WORK REQUIRED:
Which lines below contain the word "important"? Copy each one.

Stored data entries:
--
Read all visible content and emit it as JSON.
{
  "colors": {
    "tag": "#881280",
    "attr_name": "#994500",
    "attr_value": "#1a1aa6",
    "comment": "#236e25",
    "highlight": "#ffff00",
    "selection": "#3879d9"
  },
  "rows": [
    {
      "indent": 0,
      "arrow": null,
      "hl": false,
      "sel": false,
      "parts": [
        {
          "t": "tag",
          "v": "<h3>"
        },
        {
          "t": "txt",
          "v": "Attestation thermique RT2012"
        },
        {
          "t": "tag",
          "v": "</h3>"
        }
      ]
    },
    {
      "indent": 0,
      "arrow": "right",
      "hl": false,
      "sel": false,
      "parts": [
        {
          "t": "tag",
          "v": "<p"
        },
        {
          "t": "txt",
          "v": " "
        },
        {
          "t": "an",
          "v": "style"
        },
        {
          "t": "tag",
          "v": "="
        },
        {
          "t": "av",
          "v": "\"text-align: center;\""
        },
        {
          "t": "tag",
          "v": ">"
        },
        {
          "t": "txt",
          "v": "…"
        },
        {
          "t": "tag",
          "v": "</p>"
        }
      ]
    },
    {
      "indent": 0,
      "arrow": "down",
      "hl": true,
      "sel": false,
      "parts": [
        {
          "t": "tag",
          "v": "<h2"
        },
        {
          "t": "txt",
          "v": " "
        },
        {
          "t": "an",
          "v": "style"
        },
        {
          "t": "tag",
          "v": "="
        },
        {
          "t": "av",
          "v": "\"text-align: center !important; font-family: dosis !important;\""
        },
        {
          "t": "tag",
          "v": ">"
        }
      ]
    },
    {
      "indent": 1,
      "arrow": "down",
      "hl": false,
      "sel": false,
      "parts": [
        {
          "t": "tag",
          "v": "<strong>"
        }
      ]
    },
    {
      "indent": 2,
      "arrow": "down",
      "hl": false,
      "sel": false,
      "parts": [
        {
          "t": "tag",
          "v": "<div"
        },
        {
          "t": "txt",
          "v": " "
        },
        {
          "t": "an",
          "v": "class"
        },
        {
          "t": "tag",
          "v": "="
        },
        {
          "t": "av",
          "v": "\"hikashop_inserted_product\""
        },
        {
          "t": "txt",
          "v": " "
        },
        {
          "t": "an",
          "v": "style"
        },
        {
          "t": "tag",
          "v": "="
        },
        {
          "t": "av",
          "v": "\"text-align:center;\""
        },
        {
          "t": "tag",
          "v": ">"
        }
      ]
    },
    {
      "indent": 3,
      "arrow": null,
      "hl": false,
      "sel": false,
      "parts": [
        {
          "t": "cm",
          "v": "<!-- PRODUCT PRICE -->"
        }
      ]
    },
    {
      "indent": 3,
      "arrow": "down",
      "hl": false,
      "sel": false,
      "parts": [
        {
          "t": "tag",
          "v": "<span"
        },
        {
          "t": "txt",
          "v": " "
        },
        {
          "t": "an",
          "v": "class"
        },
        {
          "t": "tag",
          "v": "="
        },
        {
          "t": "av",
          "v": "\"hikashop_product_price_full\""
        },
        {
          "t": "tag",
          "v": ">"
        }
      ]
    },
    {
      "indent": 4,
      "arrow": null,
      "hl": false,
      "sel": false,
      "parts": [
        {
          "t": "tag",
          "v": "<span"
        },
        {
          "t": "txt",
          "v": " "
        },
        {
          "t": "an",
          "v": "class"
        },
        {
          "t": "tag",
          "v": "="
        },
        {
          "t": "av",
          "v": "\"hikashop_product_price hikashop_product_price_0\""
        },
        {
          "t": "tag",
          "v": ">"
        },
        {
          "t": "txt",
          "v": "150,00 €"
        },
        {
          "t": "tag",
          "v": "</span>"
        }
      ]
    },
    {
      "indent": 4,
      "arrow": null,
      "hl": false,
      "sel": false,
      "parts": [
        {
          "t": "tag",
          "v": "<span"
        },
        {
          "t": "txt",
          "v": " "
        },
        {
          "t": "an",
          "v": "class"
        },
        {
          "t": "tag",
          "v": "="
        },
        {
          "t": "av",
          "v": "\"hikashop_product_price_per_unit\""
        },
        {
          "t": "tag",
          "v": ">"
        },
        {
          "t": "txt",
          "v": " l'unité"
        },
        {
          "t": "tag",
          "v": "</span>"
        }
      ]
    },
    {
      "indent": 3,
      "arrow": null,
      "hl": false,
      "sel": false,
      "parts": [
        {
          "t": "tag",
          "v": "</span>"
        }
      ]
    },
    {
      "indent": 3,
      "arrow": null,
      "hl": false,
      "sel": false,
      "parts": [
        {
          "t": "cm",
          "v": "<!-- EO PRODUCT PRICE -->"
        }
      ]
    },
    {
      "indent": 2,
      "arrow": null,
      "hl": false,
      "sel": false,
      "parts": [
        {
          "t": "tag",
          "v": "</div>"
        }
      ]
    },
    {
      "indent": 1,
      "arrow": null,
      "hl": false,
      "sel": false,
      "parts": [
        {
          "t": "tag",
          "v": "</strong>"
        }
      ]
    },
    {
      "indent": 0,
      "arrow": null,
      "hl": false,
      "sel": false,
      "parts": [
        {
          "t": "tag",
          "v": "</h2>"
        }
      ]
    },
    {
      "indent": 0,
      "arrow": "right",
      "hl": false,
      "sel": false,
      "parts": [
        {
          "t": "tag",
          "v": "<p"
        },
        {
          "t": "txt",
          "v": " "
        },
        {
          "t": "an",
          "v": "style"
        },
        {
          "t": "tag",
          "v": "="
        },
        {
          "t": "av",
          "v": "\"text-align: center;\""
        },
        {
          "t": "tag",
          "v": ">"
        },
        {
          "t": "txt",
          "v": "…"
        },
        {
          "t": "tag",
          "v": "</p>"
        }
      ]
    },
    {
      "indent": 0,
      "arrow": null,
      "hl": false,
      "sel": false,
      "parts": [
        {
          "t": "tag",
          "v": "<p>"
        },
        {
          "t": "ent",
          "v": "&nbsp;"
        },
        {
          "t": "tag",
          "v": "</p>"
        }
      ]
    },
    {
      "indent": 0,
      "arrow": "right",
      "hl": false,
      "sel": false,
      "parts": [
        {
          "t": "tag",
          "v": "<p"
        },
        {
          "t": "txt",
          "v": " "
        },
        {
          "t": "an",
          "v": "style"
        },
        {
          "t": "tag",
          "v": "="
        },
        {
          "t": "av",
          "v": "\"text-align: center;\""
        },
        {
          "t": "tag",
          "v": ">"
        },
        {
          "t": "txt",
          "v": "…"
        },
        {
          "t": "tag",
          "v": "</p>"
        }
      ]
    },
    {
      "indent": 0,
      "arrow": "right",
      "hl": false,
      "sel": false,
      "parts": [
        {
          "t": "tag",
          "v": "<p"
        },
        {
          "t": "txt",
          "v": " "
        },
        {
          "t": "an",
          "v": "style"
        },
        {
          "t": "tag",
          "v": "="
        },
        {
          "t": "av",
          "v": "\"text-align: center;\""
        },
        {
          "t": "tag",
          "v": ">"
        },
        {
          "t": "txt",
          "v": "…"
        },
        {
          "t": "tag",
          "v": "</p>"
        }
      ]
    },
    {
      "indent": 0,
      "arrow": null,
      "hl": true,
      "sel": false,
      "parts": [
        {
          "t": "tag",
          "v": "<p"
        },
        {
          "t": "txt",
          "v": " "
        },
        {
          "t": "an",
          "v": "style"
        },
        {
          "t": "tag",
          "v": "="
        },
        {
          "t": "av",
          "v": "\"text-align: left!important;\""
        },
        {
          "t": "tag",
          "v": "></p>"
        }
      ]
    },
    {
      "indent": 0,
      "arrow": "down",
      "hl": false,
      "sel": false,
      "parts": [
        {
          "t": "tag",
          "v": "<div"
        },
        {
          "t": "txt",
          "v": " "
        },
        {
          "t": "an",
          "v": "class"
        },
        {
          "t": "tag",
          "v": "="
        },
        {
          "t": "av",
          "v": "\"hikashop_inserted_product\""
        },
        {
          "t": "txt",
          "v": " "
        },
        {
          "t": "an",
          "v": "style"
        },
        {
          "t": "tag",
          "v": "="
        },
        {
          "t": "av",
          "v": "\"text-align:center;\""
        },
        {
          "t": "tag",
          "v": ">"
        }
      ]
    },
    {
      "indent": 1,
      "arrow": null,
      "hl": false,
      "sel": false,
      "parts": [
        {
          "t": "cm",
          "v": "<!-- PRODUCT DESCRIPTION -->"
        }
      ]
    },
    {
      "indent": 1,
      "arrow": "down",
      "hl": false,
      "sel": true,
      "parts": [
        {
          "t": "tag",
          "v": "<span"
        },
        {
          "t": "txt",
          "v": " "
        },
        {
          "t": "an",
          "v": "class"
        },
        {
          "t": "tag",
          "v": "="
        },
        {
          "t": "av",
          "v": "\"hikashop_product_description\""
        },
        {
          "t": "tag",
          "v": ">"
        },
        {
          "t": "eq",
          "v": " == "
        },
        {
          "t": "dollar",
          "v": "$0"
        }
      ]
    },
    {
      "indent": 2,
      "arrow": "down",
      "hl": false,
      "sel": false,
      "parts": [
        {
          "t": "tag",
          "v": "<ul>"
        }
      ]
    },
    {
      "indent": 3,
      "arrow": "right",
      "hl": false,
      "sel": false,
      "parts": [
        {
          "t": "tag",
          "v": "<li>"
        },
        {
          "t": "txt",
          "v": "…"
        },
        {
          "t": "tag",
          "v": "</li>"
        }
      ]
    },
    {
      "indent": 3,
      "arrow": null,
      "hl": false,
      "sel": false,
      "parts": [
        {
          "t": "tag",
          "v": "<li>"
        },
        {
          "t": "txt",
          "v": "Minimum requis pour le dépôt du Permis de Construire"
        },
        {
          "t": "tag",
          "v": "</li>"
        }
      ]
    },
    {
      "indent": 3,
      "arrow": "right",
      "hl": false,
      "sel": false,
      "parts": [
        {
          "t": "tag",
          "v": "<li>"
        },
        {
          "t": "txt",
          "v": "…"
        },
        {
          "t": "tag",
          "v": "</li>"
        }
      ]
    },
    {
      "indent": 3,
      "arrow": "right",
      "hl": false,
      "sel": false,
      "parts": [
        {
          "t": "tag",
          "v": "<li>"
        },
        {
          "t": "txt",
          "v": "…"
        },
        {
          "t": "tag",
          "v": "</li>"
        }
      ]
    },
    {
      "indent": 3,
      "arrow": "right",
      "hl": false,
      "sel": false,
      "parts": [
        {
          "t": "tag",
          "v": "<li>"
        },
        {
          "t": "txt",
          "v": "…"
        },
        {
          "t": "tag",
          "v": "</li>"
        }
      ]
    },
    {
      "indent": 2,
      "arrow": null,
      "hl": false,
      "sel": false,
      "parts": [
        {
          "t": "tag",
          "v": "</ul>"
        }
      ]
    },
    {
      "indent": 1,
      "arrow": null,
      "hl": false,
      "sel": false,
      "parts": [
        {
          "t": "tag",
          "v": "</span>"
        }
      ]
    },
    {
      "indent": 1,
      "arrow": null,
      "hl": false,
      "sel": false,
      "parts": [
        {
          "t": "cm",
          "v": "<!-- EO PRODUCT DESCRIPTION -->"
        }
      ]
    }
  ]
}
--
WRITTEN RESPONSE:
          "v": "\"text-align: center !important; font-family: dosis !important;\""
          "v": "\"text-align: left!important;\""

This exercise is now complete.